- **WORK TO COMPLETE**
Report only the number of lines in this material that include "device".

- **PROVIDED MATERIAL**
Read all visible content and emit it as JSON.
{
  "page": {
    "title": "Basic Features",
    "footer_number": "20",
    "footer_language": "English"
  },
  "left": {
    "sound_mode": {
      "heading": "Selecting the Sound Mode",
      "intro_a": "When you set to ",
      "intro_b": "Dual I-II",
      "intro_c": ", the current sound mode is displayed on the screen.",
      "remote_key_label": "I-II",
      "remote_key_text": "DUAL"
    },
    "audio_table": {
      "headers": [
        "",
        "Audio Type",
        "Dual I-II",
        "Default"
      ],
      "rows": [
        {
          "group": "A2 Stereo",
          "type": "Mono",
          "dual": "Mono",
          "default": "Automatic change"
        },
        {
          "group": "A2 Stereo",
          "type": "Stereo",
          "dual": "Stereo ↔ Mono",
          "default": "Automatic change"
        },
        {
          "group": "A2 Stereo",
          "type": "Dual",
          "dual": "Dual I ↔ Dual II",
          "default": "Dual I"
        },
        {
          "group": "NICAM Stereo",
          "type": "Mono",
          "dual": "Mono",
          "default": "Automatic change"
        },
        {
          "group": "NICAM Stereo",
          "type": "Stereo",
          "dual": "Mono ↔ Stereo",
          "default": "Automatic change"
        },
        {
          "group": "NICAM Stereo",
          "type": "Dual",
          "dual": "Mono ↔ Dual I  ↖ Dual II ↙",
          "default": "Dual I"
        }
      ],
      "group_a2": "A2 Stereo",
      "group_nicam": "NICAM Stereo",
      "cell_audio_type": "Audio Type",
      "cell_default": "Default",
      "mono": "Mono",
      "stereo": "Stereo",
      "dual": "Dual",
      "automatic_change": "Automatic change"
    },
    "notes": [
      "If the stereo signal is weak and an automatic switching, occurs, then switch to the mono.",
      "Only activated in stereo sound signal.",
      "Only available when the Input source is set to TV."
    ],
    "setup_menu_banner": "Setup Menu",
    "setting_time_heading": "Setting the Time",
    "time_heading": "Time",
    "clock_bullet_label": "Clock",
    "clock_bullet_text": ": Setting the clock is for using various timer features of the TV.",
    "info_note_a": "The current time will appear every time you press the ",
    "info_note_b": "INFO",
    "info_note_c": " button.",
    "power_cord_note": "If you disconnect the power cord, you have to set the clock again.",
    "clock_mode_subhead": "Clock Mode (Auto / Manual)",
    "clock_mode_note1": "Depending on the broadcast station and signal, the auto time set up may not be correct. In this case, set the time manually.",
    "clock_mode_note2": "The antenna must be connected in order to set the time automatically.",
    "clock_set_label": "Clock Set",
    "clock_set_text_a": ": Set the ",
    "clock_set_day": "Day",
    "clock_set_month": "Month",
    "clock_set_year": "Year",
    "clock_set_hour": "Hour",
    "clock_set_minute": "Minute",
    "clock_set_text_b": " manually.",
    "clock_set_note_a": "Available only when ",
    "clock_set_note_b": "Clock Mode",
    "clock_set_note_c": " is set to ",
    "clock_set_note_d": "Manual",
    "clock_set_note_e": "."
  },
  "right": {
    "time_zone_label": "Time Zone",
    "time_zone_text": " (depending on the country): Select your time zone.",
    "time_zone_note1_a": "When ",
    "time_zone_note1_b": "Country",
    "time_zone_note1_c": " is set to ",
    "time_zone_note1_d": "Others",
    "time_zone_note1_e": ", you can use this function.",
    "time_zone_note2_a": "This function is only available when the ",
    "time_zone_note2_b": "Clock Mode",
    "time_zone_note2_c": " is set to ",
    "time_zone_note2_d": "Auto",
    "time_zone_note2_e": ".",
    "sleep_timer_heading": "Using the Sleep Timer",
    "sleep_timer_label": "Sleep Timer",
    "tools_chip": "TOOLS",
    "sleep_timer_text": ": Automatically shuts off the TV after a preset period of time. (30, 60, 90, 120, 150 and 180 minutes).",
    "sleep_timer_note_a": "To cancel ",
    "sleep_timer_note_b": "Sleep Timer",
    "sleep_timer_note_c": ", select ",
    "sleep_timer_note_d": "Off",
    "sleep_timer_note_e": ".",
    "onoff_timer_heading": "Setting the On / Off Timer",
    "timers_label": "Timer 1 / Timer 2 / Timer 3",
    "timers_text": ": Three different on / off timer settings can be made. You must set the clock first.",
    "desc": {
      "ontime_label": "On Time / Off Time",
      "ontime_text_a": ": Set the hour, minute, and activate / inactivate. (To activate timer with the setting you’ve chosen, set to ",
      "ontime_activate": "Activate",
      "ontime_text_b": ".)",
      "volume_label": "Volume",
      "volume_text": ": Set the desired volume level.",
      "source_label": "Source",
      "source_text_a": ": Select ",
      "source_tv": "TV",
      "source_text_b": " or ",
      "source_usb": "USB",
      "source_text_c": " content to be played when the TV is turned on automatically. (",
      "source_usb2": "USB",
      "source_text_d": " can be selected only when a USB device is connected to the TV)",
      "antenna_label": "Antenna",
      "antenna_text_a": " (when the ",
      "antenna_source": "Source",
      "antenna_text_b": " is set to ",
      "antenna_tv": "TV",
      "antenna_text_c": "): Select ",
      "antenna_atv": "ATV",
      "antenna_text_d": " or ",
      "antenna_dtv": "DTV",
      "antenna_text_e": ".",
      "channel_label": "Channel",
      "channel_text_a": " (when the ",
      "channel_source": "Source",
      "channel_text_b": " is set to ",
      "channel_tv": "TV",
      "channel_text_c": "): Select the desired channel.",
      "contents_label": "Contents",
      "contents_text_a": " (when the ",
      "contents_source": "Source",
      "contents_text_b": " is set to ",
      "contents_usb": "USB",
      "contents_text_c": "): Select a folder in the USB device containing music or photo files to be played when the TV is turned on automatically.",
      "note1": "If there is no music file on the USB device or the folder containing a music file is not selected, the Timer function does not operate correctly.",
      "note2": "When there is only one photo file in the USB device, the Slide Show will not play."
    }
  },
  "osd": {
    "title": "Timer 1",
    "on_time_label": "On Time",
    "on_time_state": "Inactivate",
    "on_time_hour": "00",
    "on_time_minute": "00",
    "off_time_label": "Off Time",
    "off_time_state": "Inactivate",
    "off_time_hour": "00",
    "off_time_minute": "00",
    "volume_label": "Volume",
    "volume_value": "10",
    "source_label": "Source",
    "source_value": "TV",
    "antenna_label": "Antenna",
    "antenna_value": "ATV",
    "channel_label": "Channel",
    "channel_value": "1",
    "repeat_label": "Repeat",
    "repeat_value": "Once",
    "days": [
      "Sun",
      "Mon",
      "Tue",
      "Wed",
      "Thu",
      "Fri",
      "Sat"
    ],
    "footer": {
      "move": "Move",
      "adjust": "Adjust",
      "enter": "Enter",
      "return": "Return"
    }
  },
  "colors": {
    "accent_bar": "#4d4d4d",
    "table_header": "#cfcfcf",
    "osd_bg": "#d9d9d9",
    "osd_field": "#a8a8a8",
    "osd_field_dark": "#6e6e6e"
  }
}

- **OUTPUT OF THE TASK**
4